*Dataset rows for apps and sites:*
========
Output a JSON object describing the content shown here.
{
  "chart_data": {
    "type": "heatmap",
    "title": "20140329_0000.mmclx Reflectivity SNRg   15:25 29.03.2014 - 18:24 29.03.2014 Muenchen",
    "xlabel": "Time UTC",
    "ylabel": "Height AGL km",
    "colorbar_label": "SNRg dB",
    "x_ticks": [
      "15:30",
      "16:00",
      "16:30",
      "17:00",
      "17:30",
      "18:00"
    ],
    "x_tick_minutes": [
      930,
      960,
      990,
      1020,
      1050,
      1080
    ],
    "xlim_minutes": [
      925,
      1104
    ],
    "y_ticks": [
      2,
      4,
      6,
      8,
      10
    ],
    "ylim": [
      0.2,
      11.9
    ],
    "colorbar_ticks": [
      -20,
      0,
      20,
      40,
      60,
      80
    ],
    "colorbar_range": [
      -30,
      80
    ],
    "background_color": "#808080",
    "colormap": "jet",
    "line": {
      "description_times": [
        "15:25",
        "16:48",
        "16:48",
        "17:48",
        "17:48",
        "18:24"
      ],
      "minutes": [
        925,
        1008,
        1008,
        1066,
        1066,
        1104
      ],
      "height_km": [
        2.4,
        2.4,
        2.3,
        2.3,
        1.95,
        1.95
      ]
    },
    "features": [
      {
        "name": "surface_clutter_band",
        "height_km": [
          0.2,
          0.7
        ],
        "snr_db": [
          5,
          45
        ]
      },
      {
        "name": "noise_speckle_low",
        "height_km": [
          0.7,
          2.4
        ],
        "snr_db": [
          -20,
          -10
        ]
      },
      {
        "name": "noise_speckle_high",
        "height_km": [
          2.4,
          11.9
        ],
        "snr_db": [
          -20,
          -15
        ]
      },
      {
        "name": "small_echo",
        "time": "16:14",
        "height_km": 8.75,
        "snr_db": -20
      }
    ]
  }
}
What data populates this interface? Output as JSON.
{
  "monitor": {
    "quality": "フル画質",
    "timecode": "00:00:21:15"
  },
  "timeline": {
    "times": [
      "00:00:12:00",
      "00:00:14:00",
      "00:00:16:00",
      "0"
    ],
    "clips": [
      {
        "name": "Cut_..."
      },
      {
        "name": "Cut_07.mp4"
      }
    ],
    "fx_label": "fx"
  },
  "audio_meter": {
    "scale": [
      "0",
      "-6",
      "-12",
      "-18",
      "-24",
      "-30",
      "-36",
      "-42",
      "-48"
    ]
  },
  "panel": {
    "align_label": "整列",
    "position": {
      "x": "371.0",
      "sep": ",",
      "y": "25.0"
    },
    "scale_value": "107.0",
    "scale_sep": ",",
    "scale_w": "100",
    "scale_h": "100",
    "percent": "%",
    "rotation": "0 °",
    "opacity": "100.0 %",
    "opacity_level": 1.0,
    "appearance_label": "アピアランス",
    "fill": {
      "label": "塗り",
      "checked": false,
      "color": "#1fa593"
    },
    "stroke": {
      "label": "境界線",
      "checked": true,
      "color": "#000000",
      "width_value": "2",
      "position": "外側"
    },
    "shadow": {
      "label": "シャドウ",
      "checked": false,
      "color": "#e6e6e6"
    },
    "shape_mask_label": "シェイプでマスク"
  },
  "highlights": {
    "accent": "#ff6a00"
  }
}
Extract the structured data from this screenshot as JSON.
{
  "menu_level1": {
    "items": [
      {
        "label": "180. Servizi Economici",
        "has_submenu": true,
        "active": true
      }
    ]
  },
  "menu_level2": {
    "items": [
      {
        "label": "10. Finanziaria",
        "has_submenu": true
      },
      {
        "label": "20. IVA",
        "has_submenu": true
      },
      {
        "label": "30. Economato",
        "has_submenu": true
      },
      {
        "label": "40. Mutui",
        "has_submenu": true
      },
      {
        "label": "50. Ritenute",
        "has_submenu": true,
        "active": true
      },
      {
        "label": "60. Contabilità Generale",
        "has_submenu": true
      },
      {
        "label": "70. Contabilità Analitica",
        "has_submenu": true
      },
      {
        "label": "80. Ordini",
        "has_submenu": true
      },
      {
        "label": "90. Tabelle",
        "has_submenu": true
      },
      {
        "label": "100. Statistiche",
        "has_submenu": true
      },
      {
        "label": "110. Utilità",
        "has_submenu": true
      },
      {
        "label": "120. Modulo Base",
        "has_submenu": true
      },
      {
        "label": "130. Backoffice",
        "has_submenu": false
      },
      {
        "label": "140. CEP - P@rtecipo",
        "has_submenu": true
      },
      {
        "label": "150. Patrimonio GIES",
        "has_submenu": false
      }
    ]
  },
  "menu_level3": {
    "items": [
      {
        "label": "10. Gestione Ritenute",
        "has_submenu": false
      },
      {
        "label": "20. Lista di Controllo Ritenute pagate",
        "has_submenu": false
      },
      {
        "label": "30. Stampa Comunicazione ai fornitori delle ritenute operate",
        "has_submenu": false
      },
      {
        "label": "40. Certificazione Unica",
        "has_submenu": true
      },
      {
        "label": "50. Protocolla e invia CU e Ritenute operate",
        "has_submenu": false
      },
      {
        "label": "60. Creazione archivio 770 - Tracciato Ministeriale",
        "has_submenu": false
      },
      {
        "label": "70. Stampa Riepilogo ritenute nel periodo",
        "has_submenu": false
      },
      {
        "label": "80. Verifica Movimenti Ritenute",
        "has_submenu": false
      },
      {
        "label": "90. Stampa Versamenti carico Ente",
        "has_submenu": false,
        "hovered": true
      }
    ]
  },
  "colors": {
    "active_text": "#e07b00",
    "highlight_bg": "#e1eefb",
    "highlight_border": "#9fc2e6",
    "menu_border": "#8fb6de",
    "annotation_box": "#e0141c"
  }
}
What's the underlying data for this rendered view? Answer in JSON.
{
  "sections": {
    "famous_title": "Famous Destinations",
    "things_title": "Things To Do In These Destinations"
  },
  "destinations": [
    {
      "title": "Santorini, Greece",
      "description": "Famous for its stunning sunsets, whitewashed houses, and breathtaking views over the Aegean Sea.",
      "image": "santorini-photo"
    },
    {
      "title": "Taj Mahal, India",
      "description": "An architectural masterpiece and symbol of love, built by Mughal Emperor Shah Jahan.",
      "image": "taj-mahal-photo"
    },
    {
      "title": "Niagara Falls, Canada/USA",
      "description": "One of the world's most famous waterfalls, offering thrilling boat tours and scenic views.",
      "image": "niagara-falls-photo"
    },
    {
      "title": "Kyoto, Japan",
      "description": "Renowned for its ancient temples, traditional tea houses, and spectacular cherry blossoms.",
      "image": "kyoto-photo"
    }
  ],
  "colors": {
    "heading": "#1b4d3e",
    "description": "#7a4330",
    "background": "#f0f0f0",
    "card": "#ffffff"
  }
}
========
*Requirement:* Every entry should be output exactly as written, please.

*Written answer:*
Output a JSON object describing the content shown here.
{
  "chart_data": {
    "type": "heatmap",
    "title": "20140329_0000.mmclx Reflectivity SNRg   15:25 29.03.2014 - 18:24 29.03.2014 Muenchen",
    "xlabel": "Time UTC",
    "ylabel": "Height AGL km",
    "colorbar_label": "SNRg dB",
    "x_ticks": [
      "15:30",
      "16:00",
      "16:30",
      "17:00",
      "17:30",
      "18:00"
    ],
    "x_tick_minutes": [
      930,
      960,
      990,
      1020,
      1050,
      1080
    ],
    "xlim_minutes": [
      925,
      1104
    ],
    "y_ticks": [
      2,
      4,
      6,
      8,
      10
    ],
    "ylim": [
      0.2,
      11.9
    ],
    "colorbar_ticks": [
      -20,
      0,
      20,
      40,
      60,
      80
    ],
    "colorbar_range": [
      -30,
      80
    ],
    "background_color": "#808080",
    "colormap": "jet",
    "line": {
      "description_times": [
        "15:25",
        "16:48",
        "16:48",
        "17:48",
        "17:48",
        "18:24"
      ],
      "minutes": [
        925,
        1008,
        1008,
        1066,
        1066,
        1104
      ],
      "height_km": [
        2.4,
        2.4,
        2.3,
        2.3,
        1.95,
        1.95
      ]
    },
    "features": [
      {
        "name": "surface_clutter_band",
        "height_km": [
          0.2,
          0.7
        ],
        "snr_db": [
          5,
          45
        ]
      },
      {
        "name": "noise_speckle_low",
        "height_km": [
          0.7,
          2.4
        ],
        "snr_db": [
          -20,
          -10
        ]
      },
      {
        "name": "noise_speckle_high",
        "height_km": [
          2.4,
          11.9
        ],
        "snr_db": [
          -20,
          -15
        ]
      },
      {
        "name": "small_echo",
        "time": "16:14",
        "height_km": 8.75,
        "snr_db": -20
      }
    ]
  }
}
What data populates this interface? Output as JSON.
{
  "monitor": {
    "quality": "フル画質",
    "timecode": "00:00:21:15"
  },
  "timeline": {
    "times": [
      "00:00:12:00",
      "00:00:14:00",
      "00:00:16:00",
      "0"
    ],
    "clips": [
      {
        "name": "Cut_..."
      },
      {
        "name": "Cut_07.mp4"
      }
    ],
    "fx_label": "fx"
  },
  "audio_meter": {
    "scale": [
      "0",
      "-6",
      "-12",
      "-18",
      "-24",
      "-30",
      "-36",
      "-42",
      "-48"
    ]
  },
  "panel": {
    "align_label": "整列",
    "position": {
      "x": "371.0",
      "sep": ",",
      "y": "25.0"
    },
    "scale_value": "107.0",
    "scale_sep": ",",
    "scale_w": "100",
    "scale_h": "100",
    "percent": "%",
    "rotation": "0 °",
    "opacity": "100.0 %",
    "opacity_level": 1.0,
    "appearance_label": "アピアランス",
    "fill": {
      "label": "塗り",
      "checked": false,
      "color": "#1fa593"
    },
    "stroke": {
      "label": "境界線",
      "checked": true,
      "color": "#000000",
      "width_value": "2",
      "position": "外側"
    },
    "shadow": {
      "label": "シャドウ",
      "checked": false,
      "color": "#e6e6e6"
    },
    "shape_mask_label": "シェイプでマスク"
  },
  "highlights": {
    "accent": "#ff6a00"
  }
}
Extract the structured data from this screenshot as JSON.
{
  "menu_level1": {
    "items": [
      {
        "label": "180. Servizi Economici",
        "has_submenu": true,
        "active": true
      }
    ]
  },
  "menu_level2": {
    "items": [
      {
        "label": "10. Finanziaria",
        "has_submenu": true
      },
      {
        "label": "20. IVA",
        "has_submenu": true
      },
      {
        "label": "30. Economato",
        "has_submenu": true
      },
      {
        "label": "40. Mutui",
        "has_submenu": true
      },
      {
        "label": "50. Ritenute",
        "has_submenu": true,
        "active": true
      },
      {
        "label": "60. Contabilità Generale",
        "has_submenu": true
      },
      {
        "label": "70. Contabilità Analitica",
        "has_submenu": true
      },
      {
        "label": "80. Ordini",
        "has_submenu": true
      },
      {
        "label": "90. Tabelle",
        "has_submenu": true
      },
      {
        "label": "100. Statistiche",
        "has_submenu": true
      },
      {
        "label": "110. Utilità",
        "has_submenu": true
      },
      {
        "label": "120. Modulo Base",
        "has_submenu": true
      },
      {
        "label": "130. Backoffice",
        "has_submenu": false
      },
      {
        "label": "140. CEP - P@rtecipo",
        "has_submenu": true
      },
      {
        "label": "150. Patrimonio GIES",
        "has_submenu": false
      }
    ]
  },
  "menu_level3": {
    "items": [
      {
        "label": "10. Gestione Ritenute",
        "has_submenu": false
      },
      {
        "label": "20. Lista di Controllo Ritenute pagate",
        "has_submenu": false
      },
      {
        "label": "30. Stampa Comunicazione ai fornitori delle ritenute operate",
        "has_submenu": false
      },
      {
        "label": "40. Certificazione Unica",
        "has_submenu": true
      },
      {
        "label": "50. Protocolla e invia CU e Ritenute operate",
        "has_submenu": false
      },
      {
        "label": "60. Creazione archivio 770 - Tracciato Ministeriale",
        "has_submenu": false
      },
      {
        "label": "70. Stampa Riepilogo ritenute nel periodo",
        "has_submenu": false
      },
      {
        "label": "80. Verifica Movimenti Ritenute",
        "has_submenu": false
      },
      {
        "label": "90. Stampa Versamenti carico Ente",
        "has_submenu": false,
        "hovered": true
      }
    ]
  },
  "colors": {
    "active_text": "#e07b00",
    "highlight_bg": "#e1eefb",
    "highlight_border": "#9fc2e6",
    "menu_border": "#8fb6de",
    "annotation_box": "#e0141c"
  }
}
What's the underlying data for this rendered view? Answer in JSON.
{
  "sections": {
    "famous_title": "Famous Destinations",
    "things_title": "Things To Do In These Destinations"
  },
  "destinations": [
    {
      "title": "Santorini, Greece",
      "description": "Famous for its stunning sunsets, whitewashed houses, and breathtaking views over the Aegean Sea.",
      "image": "santorini-photo"
    },
    {
      "title": "Taj Mahal, India",
      "description": "An architectural masterpiece and symbol of love, built by Mughal Emperor Shah Jahan.",
      "image": "taj-mahal-photo"
    },
    {
      "title": "Niagara Falls, Canada/USA",
      "description": "One of the world's most famous waterfalls, offering thrilling boat tours and scenic views.",
      "image": "niagara-falls-photo"
    },
    {
      "title": "Kyoto, Japan",
      "description": "Renowned for its ancient temples, traditional tea houses, and spectacular cherry blossoms.",
      "image": "kyoto-photo"
    }
  ],
  "colors": {
    "heading": "#1b4d3e",
    "description": "#7a4330",
    "background": "#f0f0f0",
    "card": "#ffffff"
  }
}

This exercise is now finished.